UNIT ONE: RELIGION AND RELIGIOUSNESS M 1/17 Welcome and introduction to the course W 1/19 WRT, Introduction, pp. 3-33 F 1/21 Endo, Deep River, chs. 1-3
M 1/24 Endo, chs. 4-7 Interview assignment due W 1/26 Endo, chs. 8-13 F 1/28 Reading t.b.a. First focus paper due
UNIT TWO: CHRISTIANITY: REDEEMER AND REDEEMED M 1/31 WRT, pp. 147-173 W 2/2 WRT, pp. 173-198 F 2/4 WRT, pp. 198-211 M 2/7 Lamott, Traveling Mercies, through Part Three Christianity quiz W 2/9 Lamott, Parts Four and Five F 2/11 Lamott, to end Second focus paper due UNIT THREE: JUDAISM: MARK OF THE COVENANT M 2/14 WRT, pp. 74-114 W 2/16 WRT, pp. 114-129 F 2/18
WRT, pp. 129-145 First formal paper due M 2/21 Heschel, The Sabbath, prologue, parts one and two Judaism quiz W 2/23 Heschel, part three and epilogue F 2/25 Reading t.b.a. Third focus paper due M 2/28 Review week; reading t.b.a. W 3/2 F 3/4 Midterm exam Spring break, 3/7 through 3/11 UNIT FOUR: ISLAM: THE STRAIGHT PATH M 3/14 WRT, pp. 213-265; Qur'an handout W 3/16 WRT, pp. 265-288 F 3/18 WRT, pp. 288-299 M 3/21 Esack, On Being a Muslim, chapters 1-2 Islam quiz W 3/23 Esack, chapters 3-4

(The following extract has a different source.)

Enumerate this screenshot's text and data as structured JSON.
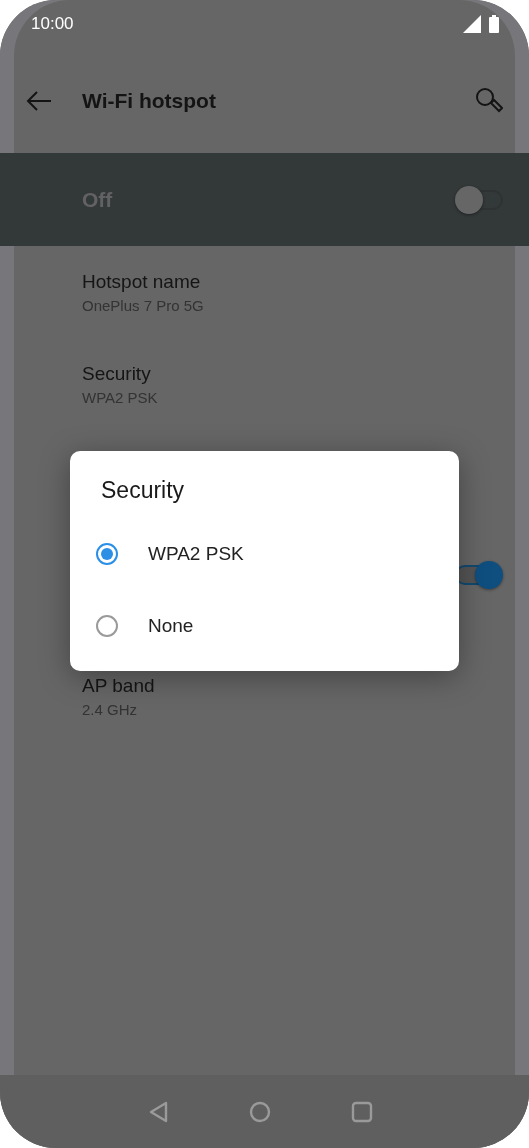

F 3/25 Esack, chapter 5 Fourth focus paper due UNIT FIVE: HINDUISM: TRUTH IS ONE, ITS NAMES ARE MANY M 3/28 WRT, pp. 301-344 W 3/30 WRT, pp. 344-362 F 4/1 WRT, pp. 362-387 Second formal paper due M 4/4 Gandhi, "All Religions Are True" (handout, pages t.b.a.) Hinduism quiz W 4/6 Gandhi, continued F 4/8 Gandhi, continued Fifth focus paper due UNIT SIX: BUDDHISM: TOWARDS ENLIGHTENMENT M 4/11 WRT, pp. 389-430 W 4/13 COSA (no class) F 4/15 WRT, pp. 430-443 M 4/18 WRT, pp. 443-469 W 4/20 Nhat Hanh, Being Peace, chapters 1-3

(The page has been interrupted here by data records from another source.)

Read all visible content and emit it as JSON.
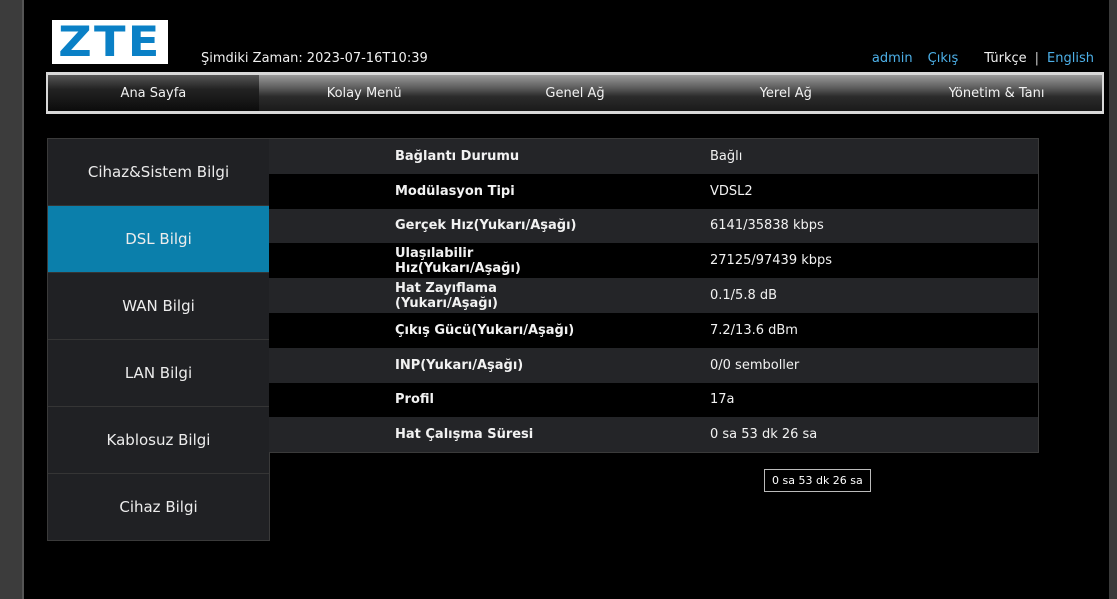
{
  "brand": "ZTE",
  "header": {
    "time_label": "Şimdiki Zaman:",
    "time_value": "2023-07-16T10:39",
    "user": "admin",
    "logout": "Çıkış",
    "lang_tr": "Türkçe",
    "lang_sep": "|",
    "lang_en": "English"
  },
  "nav": {
    "items": [
      {
        "label": "Ana Sayfa"
      },
      {
        "label": "Kolay Menü"
      },
      {
        "label": "Genel Ağ"
      },
      {
        "label": "Yerel Ağ"
      },
      {
        "label": "Yönetim & Tanı"
      }
    ],
    "active": "Ana Sayfa"
  },
  "sidebar": {
    "items": [
      {
        "label": "Cihaz&Sistem Bilgi"
      },
      {
        "label": "DSL Bilgi"
      },
      {
        "label": "WAN Bilgi"
      },
      {
        "label": "LAN Bilgi"
      },
      {
        "label": "Kablosuz Bilgi"
      },
      {
        "label": "Cihaz Bilgi"
      }
    ],
    "active": "DSL Bilgi",
    "active_color": "#0b7fab"
  },
  "dsl": {
    "rows": [
      {
        "label": "Bağlantı Durumu",
        "value": "Bağlı"
      },
      {
        "label": "Modülasyon Tipi",
        "value": "VDSL2"
      },
      {
        "label": "Gerçek Hız(Yukarı/Aşağı)",
        "value": "6141/35838 kbps"
      },
      {
        "label": "Ulaşılabilir Hız(Yukarı/Aşağı)",
        "value": "27125/97439 kbps"
      },
      {
        "label": "Hat Zayıflama (Yukarı/Aşağı)",
        "value": "0.1/5.8 dB"
      },
      {
        "label": "Çıkış Gücü(Yukarı/Aşağı)",
        "value": "7.2/13.6 dBm"
      },
      {
        "label": "INP(Yukarı/Aşağı)",
        "value": "0/0 semboller"
      },
      {
        "label": "Profil",
        "value": "17a"
      },
      {
        "label": "Hat Çalışma Süresi",
        "value": "0 sa 53 dk 26 sa"
      }
    ]
  },
  "tooltip": "0 sa 53 dk 26 sa",
  "colors": {
    "link": "#4db0e8",
    "logo": "#0a80c6",
    "accent": "#0b7fab"
  }
}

Buddhism quiz F 4/22 Nhat Hanh, chapters 4-5 M 4/25 Nhat Hanh, chapters 6-7 Sixth focus paper due CONCLUSION (Review week; reading t.b.a.) W 4/27 F 4/29 M 5/2

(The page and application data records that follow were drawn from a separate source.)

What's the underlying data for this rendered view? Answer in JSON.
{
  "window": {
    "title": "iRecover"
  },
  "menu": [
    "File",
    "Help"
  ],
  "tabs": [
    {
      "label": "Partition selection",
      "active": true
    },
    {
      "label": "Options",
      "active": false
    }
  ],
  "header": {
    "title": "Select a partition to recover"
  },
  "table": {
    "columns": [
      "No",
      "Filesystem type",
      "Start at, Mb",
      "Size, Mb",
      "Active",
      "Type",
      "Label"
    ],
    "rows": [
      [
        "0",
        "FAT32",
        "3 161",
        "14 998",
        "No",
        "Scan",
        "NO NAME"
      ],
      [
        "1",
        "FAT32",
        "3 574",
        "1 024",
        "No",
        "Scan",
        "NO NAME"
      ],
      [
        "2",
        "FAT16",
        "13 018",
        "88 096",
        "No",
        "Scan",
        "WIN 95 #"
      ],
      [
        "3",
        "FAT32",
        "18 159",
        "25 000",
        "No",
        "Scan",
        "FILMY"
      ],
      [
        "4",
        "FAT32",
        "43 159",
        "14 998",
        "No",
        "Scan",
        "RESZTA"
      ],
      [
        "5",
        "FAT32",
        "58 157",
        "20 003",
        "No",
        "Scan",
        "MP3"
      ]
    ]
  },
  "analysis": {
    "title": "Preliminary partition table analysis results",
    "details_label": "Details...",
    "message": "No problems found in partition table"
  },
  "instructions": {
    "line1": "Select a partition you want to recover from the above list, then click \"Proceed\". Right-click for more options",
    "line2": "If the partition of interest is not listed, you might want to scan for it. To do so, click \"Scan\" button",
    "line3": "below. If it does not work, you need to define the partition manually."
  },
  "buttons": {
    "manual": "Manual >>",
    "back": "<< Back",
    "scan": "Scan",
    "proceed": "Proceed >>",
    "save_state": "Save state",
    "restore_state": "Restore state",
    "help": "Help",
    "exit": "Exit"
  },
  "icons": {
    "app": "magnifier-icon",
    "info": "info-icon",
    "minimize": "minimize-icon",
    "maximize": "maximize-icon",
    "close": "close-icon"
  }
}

Quick information Course website Contact information for Nathan Rein http://rels-211.pbworks.com phone: 610-973-7186 email: nrein at ursinus dot edu MWF 10-10:50am, Olin 108 Midterm exam: March 4 in class Final exam: to be announced Feb. 18 April 1 Jan. 24 (interview) Jan. 28 (focus paper) Feb. 11 (focus paper) Feb. 25 (focus paper) March 25 (focus paper) April 8 (focus paper) April 25 (focus paper) 48 hours after your field trip, via email (field trip report) Feb. 7 (Christianity) Feb. 21 (Judaism) Feb. 21 (Islam) April 4 (Hinduism) April 20 (Buddhism) text UCREIN RELS211 to 41411 (or scan the barcode below with your smartphone)
Class meeting times Exam dates
Formal paper due dates
Informal writing due dates
Assignment information by text message
Tentative dates for field trips: Field trips will last three to five hours (depending on traffic) and will leave from the parking lot between BPS and the Physical Plant building. All dates and times are subject to change. Gwynedd Friends Meeting
Sunday, Feb. 13 (around 9 a.m.) Saturday, Feb. 26 (around 9 a.m.) Friday, March 25 (around 11:30 a.m.)
Tiferet Beth Israel
Blue Bell, PA
Foundation for Islamic Education
Sunday, April 10 (around 10 a.m.) Sunday, April 24 (around 10 a.m.)